As Transport Network has reported, LTAs were required to state by the end of June whether they plan to introduce Enhanced Partnership or a bus franchising assessment and by the end of March 2022 must have either an Enhanced Partnership scheme in place or be following the statutory processes to develop a bus franchising assessment, if they are to receive government funding under the strategy.
However, only LTAs that are also mayoral combined authorities have the automatic right to introduce franchising, with the Act setting out a lengthy and torturous route for other authorities. In addition, the DfT admitted that its guidance on the issue of franchising was out of date and possibly incompatible with the strategy.
The ABC said it has still not been updated, despite a pledge in April from transport minister Baroness Vere, and that the franchising process would be sped up.
The group pointed out that the Government has committed to supporting access to franchising powers ‘for local authorities with the capacity and intention to use them’, stating: ‘It’s now a priority to call them in on that promise.’
It also criticised the requirement under the second stage of the strategy for LTAs to complete a ‘Bus Service Improvement Plan’ (BSIP) by 31 October to remain eligible for funding.

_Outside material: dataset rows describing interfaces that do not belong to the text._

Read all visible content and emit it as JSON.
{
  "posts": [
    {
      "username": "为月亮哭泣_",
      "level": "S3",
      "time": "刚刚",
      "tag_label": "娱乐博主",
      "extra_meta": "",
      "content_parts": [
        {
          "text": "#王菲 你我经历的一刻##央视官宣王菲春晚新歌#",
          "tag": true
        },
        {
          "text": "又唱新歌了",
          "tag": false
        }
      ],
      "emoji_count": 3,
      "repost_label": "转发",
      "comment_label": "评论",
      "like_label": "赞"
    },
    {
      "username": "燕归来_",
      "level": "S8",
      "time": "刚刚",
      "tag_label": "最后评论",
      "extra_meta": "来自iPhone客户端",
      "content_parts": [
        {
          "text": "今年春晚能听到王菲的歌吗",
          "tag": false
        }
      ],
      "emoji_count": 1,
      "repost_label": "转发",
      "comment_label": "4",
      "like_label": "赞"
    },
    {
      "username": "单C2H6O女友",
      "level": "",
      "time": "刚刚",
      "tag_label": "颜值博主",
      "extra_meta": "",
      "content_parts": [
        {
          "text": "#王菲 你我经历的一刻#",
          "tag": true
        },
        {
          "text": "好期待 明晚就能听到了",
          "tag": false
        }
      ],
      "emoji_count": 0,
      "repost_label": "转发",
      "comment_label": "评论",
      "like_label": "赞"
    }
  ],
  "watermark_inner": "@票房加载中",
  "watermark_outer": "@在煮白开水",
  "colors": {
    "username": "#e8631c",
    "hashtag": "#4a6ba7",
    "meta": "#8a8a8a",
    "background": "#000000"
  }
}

The group said that LTA’s are being encouraged to put resources into short-term issues, rather than long term goals and that invitations for ‘reciprocal investment’ under BSIPs are to be ‘heavily weighted’ towards what local authorities can provide, with only minor improvements expected from bus operators.
The ABC said there is an ‘urgent need for Parliamentary intervention’ before the BSIP deadline and warned that if the Enhanced Partnership programme goes forward next April, ‘councils will be locked into bus deregulation for the long-term’.
So far only Greater Manchester Combined Authority under metro mayor Andy Burnham has begun the process of introducing franchising. This was subsequently the subject of an ongoing legal challenge from bus operators including Stagecoach, who have argued that the authority was wrong to drop discussions on a partnership model.
The ABC said that Greater Manchester’s 2019 case for franchising found that it offered almost three times the economic value of the bus companies’ partnership proposal.